### Provided information
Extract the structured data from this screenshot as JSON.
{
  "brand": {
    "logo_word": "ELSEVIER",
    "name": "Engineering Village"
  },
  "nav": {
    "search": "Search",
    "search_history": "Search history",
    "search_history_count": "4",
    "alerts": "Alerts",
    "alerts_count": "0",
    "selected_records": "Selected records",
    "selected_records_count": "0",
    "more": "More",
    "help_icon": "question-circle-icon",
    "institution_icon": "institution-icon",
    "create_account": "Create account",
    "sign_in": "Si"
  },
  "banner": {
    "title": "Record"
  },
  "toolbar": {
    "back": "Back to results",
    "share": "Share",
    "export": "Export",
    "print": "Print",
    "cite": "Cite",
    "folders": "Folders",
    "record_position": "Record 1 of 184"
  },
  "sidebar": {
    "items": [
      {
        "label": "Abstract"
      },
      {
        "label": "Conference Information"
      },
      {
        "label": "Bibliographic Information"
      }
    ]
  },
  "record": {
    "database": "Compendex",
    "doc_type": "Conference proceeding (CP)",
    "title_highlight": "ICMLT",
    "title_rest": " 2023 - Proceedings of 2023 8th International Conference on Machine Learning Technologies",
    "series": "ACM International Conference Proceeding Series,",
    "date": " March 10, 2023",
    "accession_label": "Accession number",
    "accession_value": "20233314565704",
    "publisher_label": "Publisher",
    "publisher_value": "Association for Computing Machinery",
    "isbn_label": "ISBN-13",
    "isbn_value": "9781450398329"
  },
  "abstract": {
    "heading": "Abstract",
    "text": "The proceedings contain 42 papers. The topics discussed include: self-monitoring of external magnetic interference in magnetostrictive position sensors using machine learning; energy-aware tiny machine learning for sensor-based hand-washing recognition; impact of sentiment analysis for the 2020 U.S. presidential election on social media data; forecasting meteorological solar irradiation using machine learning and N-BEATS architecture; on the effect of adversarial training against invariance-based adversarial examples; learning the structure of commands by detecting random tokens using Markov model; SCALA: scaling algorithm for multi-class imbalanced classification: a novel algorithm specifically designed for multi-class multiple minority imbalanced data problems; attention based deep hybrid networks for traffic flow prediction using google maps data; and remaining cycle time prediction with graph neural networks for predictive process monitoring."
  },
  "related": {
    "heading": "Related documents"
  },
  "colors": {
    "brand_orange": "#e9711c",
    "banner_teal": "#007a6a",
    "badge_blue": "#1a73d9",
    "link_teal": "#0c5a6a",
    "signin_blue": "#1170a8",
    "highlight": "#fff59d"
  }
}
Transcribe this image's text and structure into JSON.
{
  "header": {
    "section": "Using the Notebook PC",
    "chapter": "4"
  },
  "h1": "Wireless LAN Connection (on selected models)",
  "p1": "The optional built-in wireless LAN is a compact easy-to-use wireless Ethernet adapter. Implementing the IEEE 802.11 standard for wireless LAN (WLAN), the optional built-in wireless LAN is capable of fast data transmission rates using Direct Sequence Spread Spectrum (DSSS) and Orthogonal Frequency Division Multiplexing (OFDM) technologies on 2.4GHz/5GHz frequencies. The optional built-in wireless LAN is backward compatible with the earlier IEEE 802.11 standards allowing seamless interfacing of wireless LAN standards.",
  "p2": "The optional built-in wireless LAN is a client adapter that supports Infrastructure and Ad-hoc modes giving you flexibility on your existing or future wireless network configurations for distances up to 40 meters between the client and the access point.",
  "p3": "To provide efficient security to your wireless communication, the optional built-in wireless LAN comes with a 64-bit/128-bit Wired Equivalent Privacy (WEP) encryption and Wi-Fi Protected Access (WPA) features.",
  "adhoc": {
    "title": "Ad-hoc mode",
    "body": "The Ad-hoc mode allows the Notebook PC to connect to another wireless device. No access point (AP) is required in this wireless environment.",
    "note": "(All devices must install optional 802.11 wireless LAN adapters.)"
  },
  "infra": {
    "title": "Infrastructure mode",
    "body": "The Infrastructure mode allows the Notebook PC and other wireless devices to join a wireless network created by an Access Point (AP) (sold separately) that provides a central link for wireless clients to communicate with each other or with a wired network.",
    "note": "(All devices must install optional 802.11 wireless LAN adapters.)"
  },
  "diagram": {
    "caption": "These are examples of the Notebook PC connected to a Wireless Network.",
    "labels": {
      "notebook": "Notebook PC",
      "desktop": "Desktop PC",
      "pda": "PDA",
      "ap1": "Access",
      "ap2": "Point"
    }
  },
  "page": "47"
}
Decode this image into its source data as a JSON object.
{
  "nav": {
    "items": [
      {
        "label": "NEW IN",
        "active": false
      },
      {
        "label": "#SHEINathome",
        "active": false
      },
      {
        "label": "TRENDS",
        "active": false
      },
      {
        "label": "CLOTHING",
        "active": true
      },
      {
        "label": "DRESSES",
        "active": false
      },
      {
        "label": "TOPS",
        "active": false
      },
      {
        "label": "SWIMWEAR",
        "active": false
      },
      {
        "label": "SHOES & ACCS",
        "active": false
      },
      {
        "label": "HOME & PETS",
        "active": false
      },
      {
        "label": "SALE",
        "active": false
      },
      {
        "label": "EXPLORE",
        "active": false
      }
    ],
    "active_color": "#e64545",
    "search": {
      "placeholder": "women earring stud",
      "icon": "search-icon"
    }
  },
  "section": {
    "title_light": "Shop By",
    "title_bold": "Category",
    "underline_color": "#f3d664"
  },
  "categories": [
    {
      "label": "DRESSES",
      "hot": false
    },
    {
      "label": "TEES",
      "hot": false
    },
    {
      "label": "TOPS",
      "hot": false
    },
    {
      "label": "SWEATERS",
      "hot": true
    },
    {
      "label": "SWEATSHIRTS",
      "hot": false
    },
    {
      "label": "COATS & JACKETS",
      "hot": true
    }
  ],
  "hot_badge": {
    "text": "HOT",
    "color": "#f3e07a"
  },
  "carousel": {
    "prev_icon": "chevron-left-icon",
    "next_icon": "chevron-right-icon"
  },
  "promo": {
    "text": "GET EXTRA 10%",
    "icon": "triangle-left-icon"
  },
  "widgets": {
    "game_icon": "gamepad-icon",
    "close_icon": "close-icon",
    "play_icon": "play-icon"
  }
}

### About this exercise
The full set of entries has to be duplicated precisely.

### Solved problem
Extract the structured data from this screenshot as JSON.
{
  "brand": {
    "logo_word": "ELSEVIER",
    "name": "Engineering Village"
  },
  "nav": {
    "search": "Search",
    "search_history": "Search history",
    "search_history_count": "4",
    "alerts": "Alerts",
    "alerts_count": "0",
    "selected_records": "Selected records",
    "selected_records_count": "0",
    "more": "More",
    "help_icon": "question-circle-icon",
    "institution_icon": "institution-icon",
    "create_account": "Create account",
    "sign_in": "Si"
  },
  "banner": {
    "title": "Record"
  },
  "toolbar": {
    "back": "Back to results",
    "share": "Share",
    "export": "Export",
    "print": "Print",
    "cite": "Cite",
    "folders": "Folders",
    "record_position": "Record 1 of 184"
  },
  "sidebar": {
    "items": [
      {
        "label": "Abstract"
      },
      {
        "label": "Conference Information"
      },
      {
        "label": "Bibliographic Information"
      }
    ]
  },
  "record": {
    "database": "Compendex",
    "doc_type": "Conference proceeding (CP)",
    "title_highlight": "ICMLT",
    "title_rest": " 2023 - Proceedings of 2023 8th International Conference on Machine Learning Technologies",
    "series": "ACM International Conference Proceeding Series,",
    "date": " March 10, 2023",
    "accession_label": "Accession number",
    "accession_value": "20233314565704",
    "publisher_label": "Publisher",
    "publisher_value": "Association for Computing Machinery",
    "isbn_label": "ISBN-13",
    "isbn_value": "9781450398329"
  },
  "abstract": {
    "heading": "Abstract",
    "text": "The proceedings contain 42 papers. The topics discussed include: self-monitoring of external magnetic interference in magnetostrictive position sensors using machine learning; energy-aware tiny machine learning for sensor-based hand-washing recognition; impact of sentiment analysis for the 2020 U.S. presidential election on social media data; forecasting meteorological solar irradiation using machine learning and N-BEATS architecture; on the effect of adversarial training against invariance-based adversarial examples; learning the structure of commands by detecting random tokens using Markov model; SCALA: scaling algorithm for multi-class imbalanced classification: a novel algorithm specifically designed for multi-class multiple minority imbalanced data problems; attention based deep hybrid networks for traffic flow prediction using google maps data; and remaining cycle time prediction with graph neural networks for predictive process monitoring."
  },
  "related": {
    "heading": "Related documents"
  },
  "colors": {
    "brand_orange": "#e9711c",
    "banner_teal": "#007a6a",
    "badge_blue": "#1a73d9",
    "link_teal": "#0c5a6a",
    "signin_blue": "#1170a8",
    "highlight": "#fff59d"
  }
}
Transcribe this image's text and structure into JSON.
{
  "header": {
    "section": "Using the Notebook PC",
    "chapter": "4"
  },
  "h1": "Wireless LAN Connection (on selected models)",
  "p1": "The optional built-in wireless LAN is a compact easy-to-use wireless Ethernet adapter. Implementing the IEEE 802.11 standard for wireless LAN (WLAN), the optional built-in wireless LAN is capable of fast data transmission rates using Direct Sequence Spread Spectrum (DSSS) and Orthogonal Frequency Division Multiplexing (OFDM) technologies on 2.4GHz/5GHz frequencies. The optional built-in wireless LAN is backward compatible with the earlier IEEE 802.11 standards allowing seamless interfacing of wireless LAN standards.",
  "p2": "The optional built-in wireless LAN is a client adapter that supports Infrastructure and Ad-hoc modes giving you flexibility on your existing or future wireless network configurations for distances up to 40 meters between the client and the access point.",
  "p3": "To provide efficient security to your wireless communication, the optional built-in wireless LAN comes with a 64-bit/128-bit Wired Equivalent Privacy (WEP) encryption and Wi-Fi Protected Access (WPA) features.",
  "adhoc": {
    "title": "Ad-hoc mode",
    "body": "The Ad-hoc mode allows the Notebook PC to connect to another wireless device. No access point (AP) is required in this wireless environment.",
    "note": "(All devices must install optional 802.11 wireless LAN adapters.)"
  },
  "infra": {
    "title": "Infrastructure mode",
    "body": "The Infrastructure mode allows the Notebook PC and other wireless devices to join a wireless network created by an Access Point (AP) (sold separately) that provides a central link for wireless clients to communicate with each other or with a wired network.",
    "note": "(All devices must install optional 802.11 wireless LAN adapters.)"
  },
  "diagram": {
    "caption": "These are examples of the Notebook PC connected to a Wireless Network.",
    "labels": {
      "notebook": "Notebook PC",
      "desktop": "Desktop PC",
      "pda": "PDA",
      "ap1": "Access",
      "ap2": "Point"
    }
  },
  "page": "47"
}
Decode this image into its source data as a JSON object.
{
  "nav": {
    "items": [
      {
        "label": "NEW IN",
        "active": false
      },
      {
        "label": "#SHEINathome",
        "active": false
      },
      {
        "label": "TRENDS",
        "active": false
      },
      {
        "label": "CLOTHING",
        "active": true
      },
      {
        "label": "DRESSES",
        "active": false
      },
      {
        "label": "TOPS",
        "active": false
      },
      {
        "label": "SWIMWEAR",
        "active": false
      },
      {
        "label": "SHOES & ACCS",
        "active": false
      },
      {
        "label": "HOME & PETS",
        "active": false
      },
      {
        "label": "SALE",
        "active": false
      },
      {
        "label": "EXPLORE",
        "active": false
      }
    ],
    "active_color": "#e64545",
    "search": {
      "placeholder": "women earring stud",
      "icon": "search-icon"
    }
  },
  "section": {
    "title_light": "Shop By",
    "title_bold": "Category",
    "underline_color": "#f3d664"
  },
  "categories": [
    {
      "label": "DRESSES",
      "hot": false
    },
    {
      "label": "TEES",
      "hot": false
    },
    {
      "label": "TOPS",
      "hot": false
    },
    {
      "label": "SWEATERS",
      "hot": true
    },
    {
      "label": "SWEATSHIRTS",
      "hot": false
    },
    {
      "label": "COATS & JACKETS",
      "hot": true
    }
  ],
  "hot_badge": {
    "text": "HOT",
    "color": "#f3e07a"
  },
  "carousel": {
    "prev_icon": "chevron-left-icon",
    "next_icon": "chevron-right-icon"
  },
  "promo": {
    "text": "GET EXTRA 10%",
    "icon": "triangle-left-icon"
  },
  "widgets": {
    "game_icon": "gamepad-icon",
    "close_icon": "close-icon",
    "play_icon": "play-icon"
  }
}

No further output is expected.